**Directions:** Line by line, copy the data below exactly.
Record excerpts Block Start
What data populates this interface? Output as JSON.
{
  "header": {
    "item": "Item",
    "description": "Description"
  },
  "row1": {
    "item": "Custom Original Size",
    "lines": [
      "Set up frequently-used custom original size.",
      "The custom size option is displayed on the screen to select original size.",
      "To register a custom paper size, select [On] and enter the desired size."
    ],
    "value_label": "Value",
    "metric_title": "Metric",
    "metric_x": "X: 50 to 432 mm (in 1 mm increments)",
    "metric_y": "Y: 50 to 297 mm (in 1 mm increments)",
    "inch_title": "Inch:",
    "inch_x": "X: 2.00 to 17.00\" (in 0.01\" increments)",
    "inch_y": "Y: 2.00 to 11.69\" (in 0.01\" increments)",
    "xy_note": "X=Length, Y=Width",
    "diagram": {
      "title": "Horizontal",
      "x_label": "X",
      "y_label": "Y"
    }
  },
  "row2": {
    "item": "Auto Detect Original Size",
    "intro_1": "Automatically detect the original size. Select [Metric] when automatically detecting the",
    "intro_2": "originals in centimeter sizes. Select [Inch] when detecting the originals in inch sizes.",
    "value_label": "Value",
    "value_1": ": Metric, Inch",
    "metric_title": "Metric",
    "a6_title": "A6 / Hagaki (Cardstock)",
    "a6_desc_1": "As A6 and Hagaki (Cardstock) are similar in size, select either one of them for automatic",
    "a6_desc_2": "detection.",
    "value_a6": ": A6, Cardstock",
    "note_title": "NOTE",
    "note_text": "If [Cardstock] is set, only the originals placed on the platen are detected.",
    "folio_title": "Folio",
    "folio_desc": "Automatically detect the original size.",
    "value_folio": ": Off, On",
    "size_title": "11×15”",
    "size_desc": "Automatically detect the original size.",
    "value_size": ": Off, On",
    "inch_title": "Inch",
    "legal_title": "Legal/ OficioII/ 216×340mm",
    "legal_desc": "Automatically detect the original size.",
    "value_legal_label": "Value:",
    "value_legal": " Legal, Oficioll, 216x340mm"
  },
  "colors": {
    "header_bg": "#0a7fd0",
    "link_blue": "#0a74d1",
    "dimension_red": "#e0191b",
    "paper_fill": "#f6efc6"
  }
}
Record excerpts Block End
**Written reply:**
What data populates this interface? Output as JSON.
{
  "header": {
    "item": "Item",
    "description": "Description"
  },
  "row1": {
    "item": "Custom Original Size",
    "lines": [
      "Set up frequently-used custom original size.",
      "The custom size option is displayed on the screen to select original size.",
      "To register a custom paper size, select [On] and enter the desired size."
    ],
    "value_label": "Value",
    "metric_title": "Metric",
    "metric_x": "X: 50 to 432 mm (in 1 mm increments)",
    "metric_y": "Y: 50 to 297 mm (in 1 mm increments)",
    "inch_title": "Inch:",
    "inch_x": "X: 2.00 to 17.00\" (in 0.01\" increments)",
    "inch_y": "Y: 2.00 to 11.69\" (in 0.01\" increments)",
    "xy_note": "X=Length, Y=Width",
    "diagram": {
      "title": "Horizontal",
      "x_label": "X",
      "y_label": "Y"
    }
  },
  "row2": {
    "item": "Auto Detect Original Size",
    "intro_1": "Automatically detect the original size. Select [Metric] when automatically detecting the",
    "intro_2": "originals in centimeter sizes. Select [Inch] when detecting the originals in inch sizes.",
    "value_label": "Value",
    "value_1": ": Metric, Inch",
    "metric_title": "Metric",
    "a6_title": "A6 / Hagaki (Cardstock)",
    "a6_desc_1": "As A6 and Hagaki (Cardstock) are similar in size, select either one of them for automatic",
    "a6_desc_2": "detection.",
    "value_a6": ": A6, Cardstock",
    "note_title": "NOTE",
    "note_text": "If [Cardstock] is set, only the originals placed on the platen are detected.",
    "folio_title": "Folio",
    "folio_desc": "Automatically detect the original size.",
    "value_folio": ": Off, On",
    "size_title": "11×15”",
    "size_desc": "Automatically detect the original size.",
    "value_size": ": Off, On",
    "inch_title": "Inch",
    "legal_title": "Legal/ OficioII/ 216×340mm",
    "legal_desc": "Automatically detect the original size.",
    "value_legal_label": "Value:",
    "value_legal": " Legal, Oficioll, 216x340mm"
  },
  "colors": {
    "header_bg": "#0a7fd0",
    "link_blue": "#0a74d1",
    "dimension_red": "#e0191b",
    "paper_fill": "#f6efc6"
  }
}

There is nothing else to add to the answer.